In a previous post, I discussed the ways elements of rhetorical discussion can be used to direct a reader’s attention toward certain aspects of a discussion and away from other aspects that may present opposition to the author’s thesis. The previous discussion focused on the ways officers in the Nazi army used rhetorical devices to dehumanize Jewish prisoners and “justify” their imprisonment and eventual termination. I ended the former post by describing the ultimate defeat of the Nazi’s and the modern day use of “Nazi” as a metaphor for pure evil. Although most people would agree with this portrayal of the Nazi army and agenda, the article War, Response, Contradiction made me think about the way history’s victors also use rhetorical devices to portray themselves in a more positive light.
First, I must say that I readily agree with any general, negative statements made about the atrocities committed by the “evil” Nazi party. However, I also find myself feeling sympathetic with regards to Germany as a nation of people. Despite the common depiction of pre-WWII Germany as a nation of war-mongering, racist Nazis, there were many people in the country that were simply in the wrong place at the wrong time. A great deal of Hitler’s eventual supporters were simply pursuing a happier life when they allowed their country to be overtaken by the Nazi ideology. Of course this is no excuse for the horrible actions committed in the years leading up to and during the war; but historical information provided from within Germany, has allowed a more complete understanding of the conditions that enabled many moral people to be led so far astray. In addition to the demoralizing effects of being on the losing side of a war, heavy taxes and other monetary burdens placed on the country after the first world war, made it nearly impossible for many of the average citizens living in Germany to earn a suitable living wage.
In the specific case of Germany during WWII, even their own historical records do not attempt to portray the actions of Nazi-Germany as justified. However, in other famous wars, we find the differences between the victor’s history and the loser’s to be very different stories. The American Civil war is one such example, and as many history enthusiasts know; you will hear a different version of the war after crossing the Mason-Dixon line.

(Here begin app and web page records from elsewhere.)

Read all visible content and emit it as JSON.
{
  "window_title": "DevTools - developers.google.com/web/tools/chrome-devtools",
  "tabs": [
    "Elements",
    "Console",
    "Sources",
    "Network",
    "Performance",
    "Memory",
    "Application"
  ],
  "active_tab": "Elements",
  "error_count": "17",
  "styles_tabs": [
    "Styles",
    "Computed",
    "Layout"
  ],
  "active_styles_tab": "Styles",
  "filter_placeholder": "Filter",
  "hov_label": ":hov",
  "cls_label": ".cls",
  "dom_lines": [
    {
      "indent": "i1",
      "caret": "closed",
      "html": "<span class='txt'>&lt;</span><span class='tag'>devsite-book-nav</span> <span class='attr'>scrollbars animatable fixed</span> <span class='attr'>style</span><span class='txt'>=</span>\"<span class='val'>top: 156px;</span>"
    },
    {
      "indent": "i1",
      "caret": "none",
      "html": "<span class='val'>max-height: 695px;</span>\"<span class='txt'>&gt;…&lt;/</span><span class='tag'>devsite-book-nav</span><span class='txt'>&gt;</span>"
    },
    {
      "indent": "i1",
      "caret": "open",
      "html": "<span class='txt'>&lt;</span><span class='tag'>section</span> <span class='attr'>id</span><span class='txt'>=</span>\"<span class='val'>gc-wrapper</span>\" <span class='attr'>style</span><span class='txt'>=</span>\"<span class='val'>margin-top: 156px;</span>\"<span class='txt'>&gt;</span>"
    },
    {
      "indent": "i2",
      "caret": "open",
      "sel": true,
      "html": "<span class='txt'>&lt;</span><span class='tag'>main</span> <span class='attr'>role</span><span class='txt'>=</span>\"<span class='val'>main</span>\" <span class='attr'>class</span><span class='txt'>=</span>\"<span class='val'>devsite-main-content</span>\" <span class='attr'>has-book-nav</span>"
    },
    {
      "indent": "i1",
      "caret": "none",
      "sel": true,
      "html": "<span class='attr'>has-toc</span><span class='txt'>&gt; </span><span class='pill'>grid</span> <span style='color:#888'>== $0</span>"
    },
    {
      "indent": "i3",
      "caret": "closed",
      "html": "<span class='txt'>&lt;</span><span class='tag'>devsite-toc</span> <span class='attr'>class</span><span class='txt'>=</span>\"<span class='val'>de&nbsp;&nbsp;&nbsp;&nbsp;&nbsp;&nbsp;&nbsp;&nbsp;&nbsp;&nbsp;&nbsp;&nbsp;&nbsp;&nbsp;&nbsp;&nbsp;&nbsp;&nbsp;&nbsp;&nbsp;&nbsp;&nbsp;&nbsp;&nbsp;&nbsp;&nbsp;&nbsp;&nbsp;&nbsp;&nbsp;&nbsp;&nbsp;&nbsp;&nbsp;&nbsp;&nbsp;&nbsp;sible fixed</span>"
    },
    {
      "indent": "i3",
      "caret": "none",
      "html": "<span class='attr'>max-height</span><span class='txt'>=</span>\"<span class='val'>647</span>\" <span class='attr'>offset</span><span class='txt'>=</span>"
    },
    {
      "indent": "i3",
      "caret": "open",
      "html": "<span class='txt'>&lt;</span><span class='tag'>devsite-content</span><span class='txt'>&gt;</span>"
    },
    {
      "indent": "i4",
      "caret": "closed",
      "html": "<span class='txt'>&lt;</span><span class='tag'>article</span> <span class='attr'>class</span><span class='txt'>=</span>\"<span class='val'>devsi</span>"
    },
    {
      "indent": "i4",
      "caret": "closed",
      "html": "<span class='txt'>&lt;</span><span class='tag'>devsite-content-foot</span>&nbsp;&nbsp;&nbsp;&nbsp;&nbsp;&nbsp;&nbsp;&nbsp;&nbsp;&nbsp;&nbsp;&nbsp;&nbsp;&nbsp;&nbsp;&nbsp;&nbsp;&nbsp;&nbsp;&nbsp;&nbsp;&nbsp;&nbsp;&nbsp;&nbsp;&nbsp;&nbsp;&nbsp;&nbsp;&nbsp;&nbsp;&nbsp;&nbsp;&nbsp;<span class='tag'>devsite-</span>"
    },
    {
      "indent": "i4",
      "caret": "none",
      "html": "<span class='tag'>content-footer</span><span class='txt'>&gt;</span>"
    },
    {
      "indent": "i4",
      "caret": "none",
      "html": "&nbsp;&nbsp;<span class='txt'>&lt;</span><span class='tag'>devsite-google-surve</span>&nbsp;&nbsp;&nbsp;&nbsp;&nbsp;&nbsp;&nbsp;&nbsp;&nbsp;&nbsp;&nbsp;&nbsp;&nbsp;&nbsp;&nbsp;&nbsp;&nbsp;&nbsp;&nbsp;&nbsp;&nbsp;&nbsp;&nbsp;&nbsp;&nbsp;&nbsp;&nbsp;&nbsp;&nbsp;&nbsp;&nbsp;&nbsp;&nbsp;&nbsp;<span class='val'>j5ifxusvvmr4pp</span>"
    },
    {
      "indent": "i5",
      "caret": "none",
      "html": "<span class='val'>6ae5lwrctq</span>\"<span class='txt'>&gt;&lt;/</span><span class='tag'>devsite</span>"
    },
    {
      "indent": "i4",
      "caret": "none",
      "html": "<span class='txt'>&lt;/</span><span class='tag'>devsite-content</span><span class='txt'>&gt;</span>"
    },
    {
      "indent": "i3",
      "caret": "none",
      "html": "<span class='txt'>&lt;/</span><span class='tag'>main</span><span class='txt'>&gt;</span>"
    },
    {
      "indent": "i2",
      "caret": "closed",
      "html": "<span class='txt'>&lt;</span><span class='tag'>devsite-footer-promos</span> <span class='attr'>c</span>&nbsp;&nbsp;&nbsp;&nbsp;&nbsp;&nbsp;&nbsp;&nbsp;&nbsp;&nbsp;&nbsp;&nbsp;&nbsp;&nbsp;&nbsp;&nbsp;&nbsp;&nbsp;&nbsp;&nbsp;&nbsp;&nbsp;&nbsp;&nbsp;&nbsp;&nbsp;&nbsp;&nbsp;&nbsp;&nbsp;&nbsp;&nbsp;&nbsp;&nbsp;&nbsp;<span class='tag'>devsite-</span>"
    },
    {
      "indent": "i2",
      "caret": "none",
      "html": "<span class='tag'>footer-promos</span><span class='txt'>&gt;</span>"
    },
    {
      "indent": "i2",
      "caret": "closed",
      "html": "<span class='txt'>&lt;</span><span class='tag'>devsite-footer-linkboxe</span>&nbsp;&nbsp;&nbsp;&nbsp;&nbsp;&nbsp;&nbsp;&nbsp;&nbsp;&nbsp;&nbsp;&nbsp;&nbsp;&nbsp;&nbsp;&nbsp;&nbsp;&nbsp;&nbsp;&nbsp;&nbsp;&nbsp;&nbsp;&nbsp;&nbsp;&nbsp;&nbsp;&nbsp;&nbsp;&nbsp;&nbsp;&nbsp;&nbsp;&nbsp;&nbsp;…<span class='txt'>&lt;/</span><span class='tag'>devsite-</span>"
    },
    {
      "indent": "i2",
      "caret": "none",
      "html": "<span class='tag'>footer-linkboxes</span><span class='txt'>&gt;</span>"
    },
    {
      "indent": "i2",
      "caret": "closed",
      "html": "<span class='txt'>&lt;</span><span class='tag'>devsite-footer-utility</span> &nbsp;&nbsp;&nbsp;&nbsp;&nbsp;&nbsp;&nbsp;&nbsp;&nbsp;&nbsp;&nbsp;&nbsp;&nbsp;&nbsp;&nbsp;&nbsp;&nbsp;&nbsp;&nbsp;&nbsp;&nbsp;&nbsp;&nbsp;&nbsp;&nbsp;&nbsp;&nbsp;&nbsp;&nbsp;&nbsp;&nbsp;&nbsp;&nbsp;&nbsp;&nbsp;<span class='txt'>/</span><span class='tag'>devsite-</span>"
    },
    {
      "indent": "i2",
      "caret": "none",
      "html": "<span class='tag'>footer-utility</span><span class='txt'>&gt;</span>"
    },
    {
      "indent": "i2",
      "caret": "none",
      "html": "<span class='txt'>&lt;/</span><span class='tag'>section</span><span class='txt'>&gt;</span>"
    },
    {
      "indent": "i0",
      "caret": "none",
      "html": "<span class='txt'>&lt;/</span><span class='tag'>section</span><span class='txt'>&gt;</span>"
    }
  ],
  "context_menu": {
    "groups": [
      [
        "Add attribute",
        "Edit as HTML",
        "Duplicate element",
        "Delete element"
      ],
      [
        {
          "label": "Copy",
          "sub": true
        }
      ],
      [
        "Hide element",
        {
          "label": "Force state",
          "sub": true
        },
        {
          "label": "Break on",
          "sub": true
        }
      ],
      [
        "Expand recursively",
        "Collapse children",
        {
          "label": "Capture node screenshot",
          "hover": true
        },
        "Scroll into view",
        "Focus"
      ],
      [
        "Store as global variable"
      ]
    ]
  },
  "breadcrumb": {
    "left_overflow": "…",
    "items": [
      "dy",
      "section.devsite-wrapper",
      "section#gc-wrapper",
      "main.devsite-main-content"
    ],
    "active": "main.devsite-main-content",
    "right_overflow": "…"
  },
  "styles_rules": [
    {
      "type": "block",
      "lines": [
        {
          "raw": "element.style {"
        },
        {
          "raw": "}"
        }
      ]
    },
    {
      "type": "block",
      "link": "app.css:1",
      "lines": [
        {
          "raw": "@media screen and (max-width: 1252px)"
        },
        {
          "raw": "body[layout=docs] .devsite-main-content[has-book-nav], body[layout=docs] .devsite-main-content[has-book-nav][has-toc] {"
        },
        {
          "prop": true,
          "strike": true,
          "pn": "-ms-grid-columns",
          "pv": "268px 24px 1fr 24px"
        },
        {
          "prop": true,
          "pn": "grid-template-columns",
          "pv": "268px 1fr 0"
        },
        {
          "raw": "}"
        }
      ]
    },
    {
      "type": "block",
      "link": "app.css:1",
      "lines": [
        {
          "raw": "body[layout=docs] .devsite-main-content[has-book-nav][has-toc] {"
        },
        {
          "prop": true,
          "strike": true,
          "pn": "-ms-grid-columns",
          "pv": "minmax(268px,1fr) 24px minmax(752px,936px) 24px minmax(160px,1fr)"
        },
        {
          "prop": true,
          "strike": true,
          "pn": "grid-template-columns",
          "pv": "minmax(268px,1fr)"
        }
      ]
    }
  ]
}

I first learned about the Civil War and the events that led to it while living in Atlanta, GA. While in the south, my teacher’s presented the war as one of independence, similar to America’s own struggles with England in the previous century. Slavery was an important issue at the time of the war, but as my teachers were quick to point out, the vast majority of the Confederacy’s soldiers did not own slaves; and many of them felt the same as the abolitionists in the north. According to the things I learned while living in the heart of the south, the war was primarily a result of unfair governmental regulations. The laws at the time were focused on supporting the industrial north, often at the expense of the southern economy.
Once I moved to Pennsylvania, I found the entire story was different. Sure, the ending was the same no matter where you lived, but in the north, southerners were evil people that beat their slaves and dated their relatives. The war, as viewed in my new hometown, was a morally justified effort to purge the new nation of evil. And that was, in a nutshell, all that was explained about the Civil War during my high school years in the north.
In recent years I have spent a considerable amount of time reading unbiased reports to learn a more accurate history of America’s Civil War. I found it interesting to discover that both the northern and southern representations of the war were slightly distorted. Both sides notably use an appeal to ethics, however the northern rendition often focuses heavily on emotional appeals. Southern history of the war is often apologetic, while at the same time highlighting the important role it played in the cultural development of the modern south. No matter which “version” of the Civil War you are familiar with, it pays to study both and discover the truth of the war, or at least as close of an approximation as can be achieved without a time machine. Finally, a thorough study of the winning and losing sides history with regards to any war, allows a reader to appreciate the finer points of rhetorical argument and to see it used in action.